One should not expect any volume of this kind to contain an entirely representative overview of the ancient epigraphic production of the regions it covers. Too much has been lost and destroyed over the centuries. The extent of this loss is another of the many insights this volume provides. Yet, by incorporating all surviving inscriptions of local production (as far as their current location is know), irrespective of their language(s) and including the instrumentum domesticum, the editors have not only provided reliable access to all of these sources, but also remind the reader of the enormous range of objects that could be and were inscribed in antiquity. Overall, the editors have thus produced another highly welcome part of what is already an invaluable research tool for all those who are interested in the history and culture of the ancient Near East — Judaea /Palaestina in particular — as well as the rich multi-lingual epigraphic heritage of this part of the ancient world. Whatever minor flaws one might detect, they fade away in the light of the great merits of this volume and the entire series.
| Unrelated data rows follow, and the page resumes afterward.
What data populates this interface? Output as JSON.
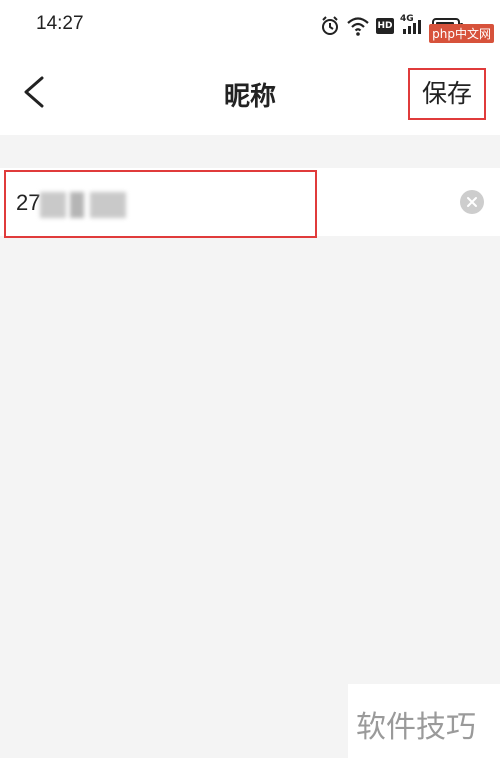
{
  "status_bar": {
    "time": "14:27",
    "icons": [
      "alarm-icon",
      "wifi-icon",
      "hd-icon",
      "signal-4g-icon",
      "battery-icon"
    ],
    "network_label": "4G",
    "hd_label": "HD"
  },
  "watermark": {
    "top_badge": "php中文网",
    "bottom_text": "软件技巧"
  },
  "nav": {
    "back_icon": "chevron-left-icon",
    "title": "昵称",
    "save_label": "保存"
  },
  "nickname_input": {
    "value_visible_prefix": "27",
    "value_obscured": true,
    "clear_icon": "clear-circle-icon"
  },
  "colors": {
    "highlight_border": "#e03b3b",
    "background": "#f4f4f4",
    "surface": "#ffffff"
  }
}
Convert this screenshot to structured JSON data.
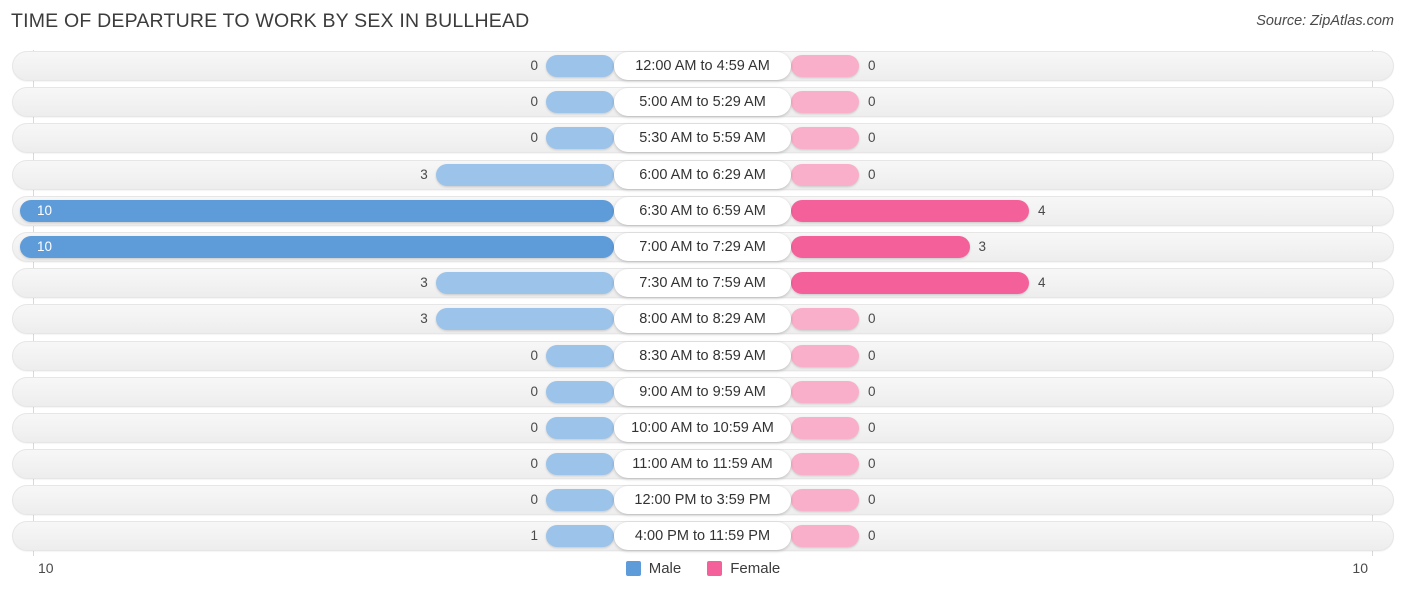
{
  "header": {
    "title": "TIME OF DEPARTURE TO WORK BY SEX IN BULLHEAD",
    "source": "Source: ZipAtlas.com"
  },
  "legend": {
    "male_label": "Male",
    "female_label": "Female",
    "male_color": "#5e9bd9",
    "female_color": "#f4619a"
  },
  "axis": {
    "left_max_label": "10",
    "right_max_label": "10"
  },
  "chart_data": {
    "type": "bar",
    "orientation": "horizontal-diverging",
    "title": "TIME OF DEPARTURE TO WORK BY SEX IN BULLHEAD",
    "xlabel": "",
    "ylabel": "",
    "xlim": [
      10,
      10
    ],
    "grid": true,
    "legend_position": "bottom-center",
    "categories": [
      "12:00 AM to 4:59 AM",
      "5:00 AM to 5:29 AM",
      "5:30 AM to 5:59 AM",
      "6:00 AM to 6:29 AM",
      "6:30 AM to 6:59 AM",
      "7:00 AM to 7:29 AM",
      "7:30 AM to 7:59 AM",
      "8:00 AM to 8:29 AM",
      "8:30 AM to 8:59 AM",
      "9:00 AM to 9:59 AM",
      "10:00 AM to 10:59 AM",
      "11:00 AM to 11:59 AM",
      "12:00 PM to 3:59 PM",
      "4:00 PM to 11:59 PM"
    ],
    "series": [
      {
        "name": "Male",
        "values": [
          0,
          0,
          0,
          3,
          10,
          10,
          3,
          3,
          0,
          0,
          0,
          0,
          0,
          1
        ]
      },
      {
        "name": "Female",
        "values": [
          0,
          0,
          0,
          0,
          4,
          3,
          4,
          0,
          0,
          0,
          0,
          0,
          0,
          0
        ]
      }
    ]
  },
  "rows": [
    {
      "category": "12:00 AM to 4:59 AM",
      "male": "0",
      "female": "0"
    },
    {
      "category": "5:00 AM to 5:29 AM",
      "male": "0",
      "female": "0"
    },
    {
      "category": "5:30 AM to 5:59 AM",
      "male": "0",
      "female": "0"
    },
    {
      "category": "6:00 AM to 6:29 AM",
      "male": "3",
      "female": "0"
    },
    {
      "category": "6:30 AM to 6:59 AM",
      "male": "10",
      "female": "4"
    },
    {
      "category": "7:00 AM to 7:29 AM",
      "male": "10",
      "female": "3"
    },
    {
      "category": "7:30 AM to 7:59 AM",
      "male": "3",
      "female": "4"
    },
    {
      "category": "8:00 AM to 8:29 AM",
      "male": "3",
      "female": "0"
    },
    {
      "category": "8:30 AM to 8:59 AM",
      "male": "0",
      "female": "0"
    },
    {
      "category": "9:00 AM to 9:59 AM",
      "male": "0",
      "female": "0"
    },
    {
      "category": "10:00 AM to 10:59 AM",
      "male": "0",
      "female": "0"
    },
    {
      "category": "11:00 AM to 11:59 AM",
      "male": "0",
      "female": "0"
    },
    {
      "category": "12:00 PM to 3:59 PM",
      "male": "0",
      "female": "0"
    },
    {
      "category": "4:00 PM to 11:59 PM",
      "male": "1",
      "female": "0"
    }
  ]
}
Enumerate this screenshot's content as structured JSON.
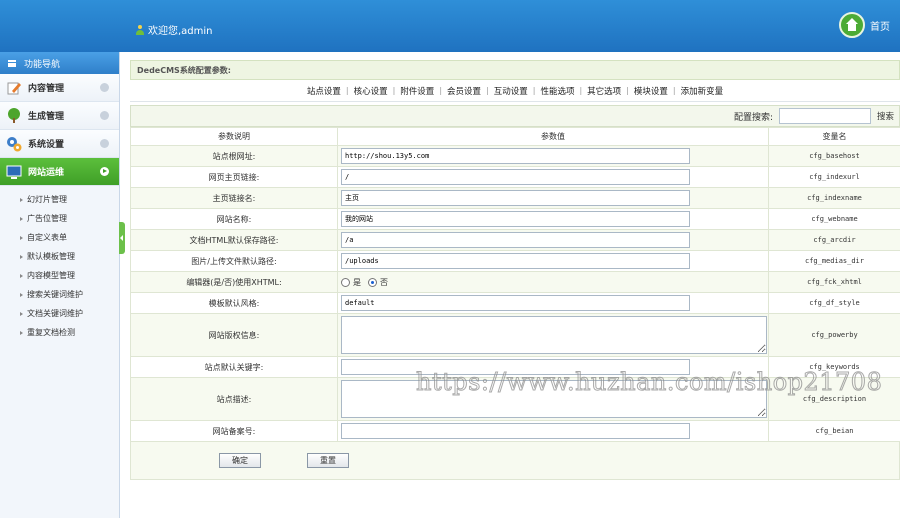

While we anxiously await the next volumes, the editors are to be congratulated without reservation.